  An update on the Carter Case in Canada from EPC head, Alex Schadenberg: 
Today, Justice Jo-Ann Prowse upheld the decision by Justice Smith in the Carter case granting Gloria Taylor a constitutional exemption to be killed by euthanasia or assisted suicide.
Paul & Alex in Adelaide SA
* Link to the Euthanasia Prevention Coalition (EPC) media release:
* On June 15, Justice Smith made her decision in the Carter case in BC. Smith decided to:
1. Legalize euthanasia and assisted suicide by overturning Canada's laws that protect people.
2. Order parliament to legalize euthanasia and assisted suicide by June 15, 2013.
3. Granted Gloria Taylor, one of the plaintiffs a constitutional exemption to die by assisted suicide.
* On July 13, the Canadian government appealed the decision and its effects. On August 3, Justice Prowse heard the Crown's motion of a stay of the Constitutional Exemption.
* Today (August 10) Justice Prowse released a decision upholding the constitutional exemption granting Gloria Taylor death by assisted suicide but reversing the order of parliament to legalize euthanasia and assisted suicide by June 15, 2013. Justice Prowse also informed us that the appeal of the Carter decision will be heard from March 4 - 8, 2013.
EPC intervened in the Carter case at the trial level and we intend to intervene in the Carter case at the BC Court of Appeal.
Donations to the Euthanasia Prevention Coalition can be made at: http://www.euthanasiaprevention.on.ca/Donations.htm
* The decision to uphold the constitutional exemption for Gloria Taylor to die by assisted suicide is concerning because it gives the power over life and death to a judge.

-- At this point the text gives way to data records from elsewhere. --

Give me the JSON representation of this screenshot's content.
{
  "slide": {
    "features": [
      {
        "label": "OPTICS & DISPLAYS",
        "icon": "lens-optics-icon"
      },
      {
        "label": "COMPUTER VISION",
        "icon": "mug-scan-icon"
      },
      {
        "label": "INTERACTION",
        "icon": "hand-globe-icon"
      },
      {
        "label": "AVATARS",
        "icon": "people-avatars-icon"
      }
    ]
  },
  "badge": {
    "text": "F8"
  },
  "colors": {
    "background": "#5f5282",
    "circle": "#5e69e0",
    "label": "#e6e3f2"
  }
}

EPC is concerned that this decision has, created a regime whereby a judge can determine who lives and who dies in Canada.
* EPC is asking the Government of Canada to appeal the decision of Justice Prowse.
* It is inconceivable that a judge can order death by assisted suicide for Gloria Taylor, which is prohibited by the criminal code, after parliament overwhelmingly rejected assisted suicide in April 2010 by a vote of 228 to 59, and after the Supreme Court of Canada decided in 1993 that Canada's assisted suicide was constitutional.